#10 Comment By David Smith On August 11, 2018 @ 2:45 pm

I prowl through thrift stores in search of forgotten books by forgotten authors. And then I liberate them (usually for a dollar or less) and read them.

I often find the half-forgotten classics of past centuries, but the real goal of my pursuit is a category of books which was invented and flourished in the dreadful 20th century: the survivor’s tale of witness to the inhuman atrocities that reached such a peak (so far) in the recent past.

Some books of witness were instant hits and remained so, despite their crushing intensity. Elie Wiesel’s Night describes Auschwitz and his father’s death there. The Diary of Anne Frank is rightly famous, though I myself have never been able to read more than a few opening pages before dissolving in tears. (I think this is because I have a daughter, and the words always come into my head in my daughter’s voice.)

In the mid-range stand works which once were read and discussed, and now dot the dustbins. Whittaker Chambers’ aptly named Witness tells of a man whose soul was driven by his embrace of communism into the vicious underworld of espionage against his country. It becomes a story of redemption, as he rejects his past infatuation and attempts, at enormous personal cost, to warn his countrymen of the ugly reality facing them.

But who now reads Victor Kravchenko? Peter Deriabin? Jan Valtin? Earl Weinstock?…
The truth is always worth telling, even if it never finds an audience. And there is value in seeking out these lost truths. Otherwise, too many lives, too much heroism ends up down the Memory Hole. (More at [6])

#11 Comment By william over On August 13, 2018 @ 10:04 am

But what to make of the younger generation–now called the iGens–who read no books on or offline, and who know nothing of such delights and grandeurs? Then of course there’s the issue of the lack of imagination that follows.

#12 Comment By mrscracker On August 13, 2018 @ 10:49 am

Charming Billy ,
Thank you for your comments & your dedication.

#13 Comment By Mark Kennedy On August 13, 2018 @ 10:18 pm

I don’t know how extensive Charming Billy’s experience as a librarian is, but as someone who was a reference librarian and book selector for twenty-five years I can assure readers here that my colleagues were definitely aware of Edmund Burke and his conservative legacy. If a ‘typical’ librarian in 2018 doesn’t know who Russell Kirk was, it’s highly doubtful this has much to do with personal political leanings; the same individual may well not know who Daniel Bell and Lionel Trilling were either. Librarians are ‘left’ in the broad, general sense that public libraries themselves embody Enlightenment ideals on universal public education, the importance of free and equal access to information, etc., rather than counter-Enlightenment reaction to these things. If libraries seem less diligent than they used to be when it comes to preserving cultural history, if their acquisition and weeding decisions are becoming too heavily influenced by circulation statistics, address complaints to those cost-conscious conservatives who are hostile to the notion of tax-supported public service to begin with: their relentless assault on library budgets are a matter of public record.

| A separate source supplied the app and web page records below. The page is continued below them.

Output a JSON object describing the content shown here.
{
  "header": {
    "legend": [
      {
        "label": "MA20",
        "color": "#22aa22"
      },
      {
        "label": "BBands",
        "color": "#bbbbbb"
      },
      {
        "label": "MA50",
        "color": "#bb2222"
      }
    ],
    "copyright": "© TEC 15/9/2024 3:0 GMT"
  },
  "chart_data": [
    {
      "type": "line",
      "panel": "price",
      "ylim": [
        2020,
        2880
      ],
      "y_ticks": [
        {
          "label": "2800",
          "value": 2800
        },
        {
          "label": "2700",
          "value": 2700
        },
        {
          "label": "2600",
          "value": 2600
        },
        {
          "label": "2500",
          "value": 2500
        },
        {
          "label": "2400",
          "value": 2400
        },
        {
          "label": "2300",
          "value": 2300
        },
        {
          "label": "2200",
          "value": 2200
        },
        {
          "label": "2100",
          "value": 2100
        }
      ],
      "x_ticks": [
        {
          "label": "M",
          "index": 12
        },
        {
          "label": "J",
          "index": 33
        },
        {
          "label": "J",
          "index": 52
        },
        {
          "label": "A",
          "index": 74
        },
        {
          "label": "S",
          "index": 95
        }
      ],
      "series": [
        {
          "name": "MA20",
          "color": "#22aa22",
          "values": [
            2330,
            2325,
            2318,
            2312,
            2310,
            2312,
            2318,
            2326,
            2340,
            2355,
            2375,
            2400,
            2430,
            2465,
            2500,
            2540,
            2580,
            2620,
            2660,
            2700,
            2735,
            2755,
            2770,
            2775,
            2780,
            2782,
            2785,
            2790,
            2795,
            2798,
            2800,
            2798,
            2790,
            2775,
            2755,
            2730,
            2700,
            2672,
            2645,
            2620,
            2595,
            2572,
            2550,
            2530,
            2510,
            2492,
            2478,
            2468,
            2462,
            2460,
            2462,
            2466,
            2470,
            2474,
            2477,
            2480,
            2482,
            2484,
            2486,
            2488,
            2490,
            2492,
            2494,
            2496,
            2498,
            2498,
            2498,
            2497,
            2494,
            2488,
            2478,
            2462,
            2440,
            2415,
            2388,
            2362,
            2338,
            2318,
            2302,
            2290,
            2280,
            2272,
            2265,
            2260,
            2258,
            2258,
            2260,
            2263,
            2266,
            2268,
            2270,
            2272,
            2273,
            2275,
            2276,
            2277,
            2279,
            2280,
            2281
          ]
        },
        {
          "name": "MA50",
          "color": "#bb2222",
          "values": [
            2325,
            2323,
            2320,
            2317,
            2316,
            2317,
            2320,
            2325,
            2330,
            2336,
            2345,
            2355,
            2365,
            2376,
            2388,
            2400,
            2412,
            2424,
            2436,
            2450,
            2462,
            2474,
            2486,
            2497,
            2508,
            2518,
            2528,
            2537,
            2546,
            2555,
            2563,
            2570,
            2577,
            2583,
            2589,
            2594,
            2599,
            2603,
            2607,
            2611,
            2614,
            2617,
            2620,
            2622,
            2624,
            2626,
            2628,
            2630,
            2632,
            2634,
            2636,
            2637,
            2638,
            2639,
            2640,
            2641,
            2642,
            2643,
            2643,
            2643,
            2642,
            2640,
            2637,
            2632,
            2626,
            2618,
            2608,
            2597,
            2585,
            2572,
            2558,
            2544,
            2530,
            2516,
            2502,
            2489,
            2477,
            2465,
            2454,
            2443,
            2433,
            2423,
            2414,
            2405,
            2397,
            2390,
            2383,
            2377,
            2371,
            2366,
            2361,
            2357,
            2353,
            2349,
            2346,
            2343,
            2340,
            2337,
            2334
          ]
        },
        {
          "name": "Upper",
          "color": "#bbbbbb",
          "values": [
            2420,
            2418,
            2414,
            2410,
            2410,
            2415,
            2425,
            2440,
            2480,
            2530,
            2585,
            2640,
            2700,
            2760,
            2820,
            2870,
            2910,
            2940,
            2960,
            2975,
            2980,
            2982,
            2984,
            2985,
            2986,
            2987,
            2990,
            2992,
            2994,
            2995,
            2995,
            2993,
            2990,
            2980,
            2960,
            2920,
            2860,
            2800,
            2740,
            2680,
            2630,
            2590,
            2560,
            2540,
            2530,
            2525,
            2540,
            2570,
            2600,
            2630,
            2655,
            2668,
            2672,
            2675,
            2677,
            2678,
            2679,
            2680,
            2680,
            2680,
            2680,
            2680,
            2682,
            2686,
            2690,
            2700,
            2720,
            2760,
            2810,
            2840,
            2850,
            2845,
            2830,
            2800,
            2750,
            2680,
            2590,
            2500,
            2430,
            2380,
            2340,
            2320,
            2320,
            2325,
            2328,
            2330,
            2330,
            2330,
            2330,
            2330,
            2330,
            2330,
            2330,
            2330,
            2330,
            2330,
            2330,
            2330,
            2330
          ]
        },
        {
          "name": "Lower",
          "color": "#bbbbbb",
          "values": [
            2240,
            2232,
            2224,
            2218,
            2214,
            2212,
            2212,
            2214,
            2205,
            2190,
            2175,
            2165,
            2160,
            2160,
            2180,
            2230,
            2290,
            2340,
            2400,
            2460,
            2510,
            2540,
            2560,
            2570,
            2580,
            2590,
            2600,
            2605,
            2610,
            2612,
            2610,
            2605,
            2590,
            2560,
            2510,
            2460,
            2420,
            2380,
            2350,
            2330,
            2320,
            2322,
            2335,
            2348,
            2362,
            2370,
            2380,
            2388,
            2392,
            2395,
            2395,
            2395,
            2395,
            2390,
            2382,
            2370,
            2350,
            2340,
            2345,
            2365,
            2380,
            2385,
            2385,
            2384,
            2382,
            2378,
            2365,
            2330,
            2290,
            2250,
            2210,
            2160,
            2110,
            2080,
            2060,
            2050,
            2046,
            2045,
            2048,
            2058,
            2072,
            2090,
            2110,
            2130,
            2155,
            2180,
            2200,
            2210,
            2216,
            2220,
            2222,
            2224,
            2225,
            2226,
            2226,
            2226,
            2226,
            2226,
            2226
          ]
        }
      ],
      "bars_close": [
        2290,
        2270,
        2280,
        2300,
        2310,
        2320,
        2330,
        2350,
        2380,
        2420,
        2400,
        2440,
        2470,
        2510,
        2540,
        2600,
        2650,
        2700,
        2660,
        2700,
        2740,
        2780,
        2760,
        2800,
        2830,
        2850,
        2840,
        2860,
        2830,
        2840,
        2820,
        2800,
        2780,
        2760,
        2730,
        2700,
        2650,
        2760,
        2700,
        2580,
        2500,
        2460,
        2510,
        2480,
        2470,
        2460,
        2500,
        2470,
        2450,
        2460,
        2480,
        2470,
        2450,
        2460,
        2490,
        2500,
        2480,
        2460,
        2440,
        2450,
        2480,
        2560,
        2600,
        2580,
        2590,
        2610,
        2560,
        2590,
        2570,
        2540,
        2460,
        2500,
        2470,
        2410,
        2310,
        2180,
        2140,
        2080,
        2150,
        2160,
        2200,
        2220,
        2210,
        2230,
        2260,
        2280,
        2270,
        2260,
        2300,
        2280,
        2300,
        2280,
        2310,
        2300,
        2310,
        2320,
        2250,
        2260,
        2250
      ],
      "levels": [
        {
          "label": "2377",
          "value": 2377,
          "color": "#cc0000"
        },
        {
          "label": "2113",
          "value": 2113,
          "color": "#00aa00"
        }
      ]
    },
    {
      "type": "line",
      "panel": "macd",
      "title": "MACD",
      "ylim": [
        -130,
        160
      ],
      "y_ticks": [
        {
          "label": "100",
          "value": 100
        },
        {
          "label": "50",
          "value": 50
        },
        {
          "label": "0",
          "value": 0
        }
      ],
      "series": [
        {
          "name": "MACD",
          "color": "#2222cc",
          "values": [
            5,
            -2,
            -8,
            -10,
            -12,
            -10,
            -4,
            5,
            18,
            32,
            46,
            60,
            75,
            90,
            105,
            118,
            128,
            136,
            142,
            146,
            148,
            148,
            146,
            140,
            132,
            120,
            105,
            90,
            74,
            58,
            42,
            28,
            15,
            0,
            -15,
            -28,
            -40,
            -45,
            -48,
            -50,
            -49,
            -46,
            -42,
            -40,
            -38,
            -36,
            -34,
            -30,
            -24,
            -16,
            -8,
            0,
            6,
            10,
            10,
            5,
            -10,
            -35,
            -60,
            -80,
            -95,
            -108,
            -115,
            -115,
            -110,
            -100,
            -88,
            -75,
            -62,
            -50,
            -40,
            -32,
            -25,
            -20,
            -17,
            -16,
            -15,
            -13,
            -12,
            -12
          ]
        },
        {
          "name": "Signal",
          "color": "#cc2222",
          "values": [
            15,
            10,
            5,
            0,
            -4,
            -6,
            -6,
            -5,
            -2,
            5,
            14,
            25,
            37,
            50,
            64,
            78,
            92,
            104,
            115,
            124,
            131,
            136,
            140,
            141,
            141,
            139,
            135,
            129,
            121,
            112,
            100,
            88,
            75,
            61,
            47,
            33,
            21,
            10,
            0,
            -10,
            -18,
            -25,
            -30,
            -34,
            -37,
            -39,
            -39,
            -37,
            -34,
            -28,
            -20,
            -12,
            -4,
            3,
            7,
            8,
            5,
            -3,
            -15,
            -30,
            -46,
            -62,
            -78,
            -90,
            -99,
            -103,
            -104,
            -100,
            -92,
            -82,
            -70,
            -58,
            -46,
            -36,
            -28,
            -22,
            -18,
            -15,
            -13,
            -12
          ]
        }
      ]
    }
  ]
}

As for the wisdom of not confining one’s reading to the current publishing year’s offerings, I’m highly sympathetic. My own recommendations, if anyone here wants them, would include Karl Jaspers’ Way to Wisdom (English translation 1954); Irving M. Copi’s Introduction to Logic (1968); Randall Collins’ The Sociology of Philosophies (1998); Margaret S. Archer’s Being Human: the Problem of Agency (2000); Zygmunt Bauman’s The Individualized Society (2001); and Jean-Louis Dessalles’ Why We Talk: the Evolutionary Origins of Language (English translation 2007). If you prefer fiction and live near a large reference library, see if its collection contains any of Oxford University Press’s national literature-themed short story collections published in the 1960s and early 1970s (title search ‘Arabic,’ ‘Czech and Slovak,’ ‘Hungarian,’ ‘Romanian,’ ‘Yugoslav’–these are the ones I know).